GILGER: So in that sense, like rapid testing, you say, you know, changes the game, right? Is this something you think we can expect to be doing all the time in our future, if and when or even if there is a vaccine?
KOHLI: Absolutely. I mean, testing is the backbone here. You have to identify cases so that we can treat people and or keep them from infecting other people effectively. It is the sort of the groundwork of an adequate public health response, and vaccination is sort of different levels. So vaccination is to prevent people from getting it. But even when you vaccinate, some people are going to get this disease. Vaccines do not work for all people, and it will allow us to get back to life as normal as possible. But you've got to lay the groundwork for all of these new tools and get our community used to using them and using them appropriately.
GILGER: So final question for you then, Dr. Kohli. Like, if we're talking about managing expectations about what the quote-unquote "end of this pandemic" looks like, is there a point at which everyone can return to normal or expect to return to life as normal? Or is that something that is just not going to happen?
KOHLI: I think there'll be a new normal. Part of that new normal will be that COVID-19 even happened to begin with. We have to learn how to prevent these problems, to react sooner, to prevent spread. We will see with the vaccine how good it is at preventing infection. I guarantee you it will not work for everybody. So we will have to learn to test and to treat, and that we will be part of the new norm. Although, we do test and treat for influenza every year. So in an ideal world, this will just become part of that routine testing that we do for people with upper respiratory tract infections or other sort of infectious viral symptoms. And now we'll have very adequate therapy. I think given the mortality rate with this disease, the aggressiveness of testing will be more than what we've done with sort of standard influenza, and that will be part of that new norm.

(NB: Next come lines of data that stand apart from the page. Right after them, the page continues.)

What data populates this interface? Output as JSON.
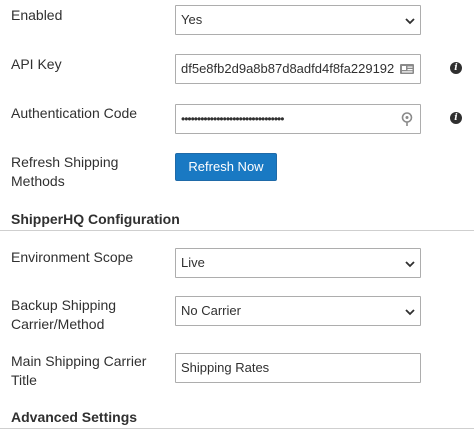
{
  "fields": {
    "enabled": {
      "label": "Enabled",
      "value": "Yes"
    },
    "api_key": {
      "label": "API Key",
      "value": "df5e8fb2d9a8b87d8adfd4f8fa229192"
    },
    "auth_code": {
      "label": "Authentication Code",
      "value": "••••••••••••••••••••••••••••••••"
    },
    "refresh": {
      "label_line1": "Refresh Shipping",
      "label_line2": "Methods",
      "button": "Refresh Now"
    }
  },
  "sections": {
    "shipperhq_config": "ShipperHQ Configuration",
    "advanced_settings": "Advanced Settings"
  },
  "config": {
    "environment_scope": {
      "label": "Environment Scope",
      "value": "Live"
    },
    "backup_carrier": {
      "label_line1": "Backup Shipping",
      "label_line2": "Carrier/Method",
      "value": "No Carrier"
    },
    "main_carrier_title": {
      "label_line1": "Main Shipping Carrier",
      "label_line2": "Title",
      "value": "Shipping Rates"
    }
  },
  "icons": {
    "info": "info-icon",
    "card": "id-card-icon",
    "key": "key-icon",
    "chevron": "chevron-down-icon"
  },
  "colors": {
    "button_bg": "#1979c3",
    "text": "#303030",
    "border": "#adadad"
  }
}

GILGER: All right. That is Dr. Anita Kohli, director of clinical research and an infectious disease specialist with Arizona Liver Health. Dr. Kohli, thank you so much for joining us to talk through this.
KOHLI: No, thank you for having me today.
GILGER: Arizona Liver Health is offering COVID-19 clinical trial programs in Mesa to both treat and prevent COVID-19. You can find more information at azclinicaltrials.com [or call (480) 360-4000].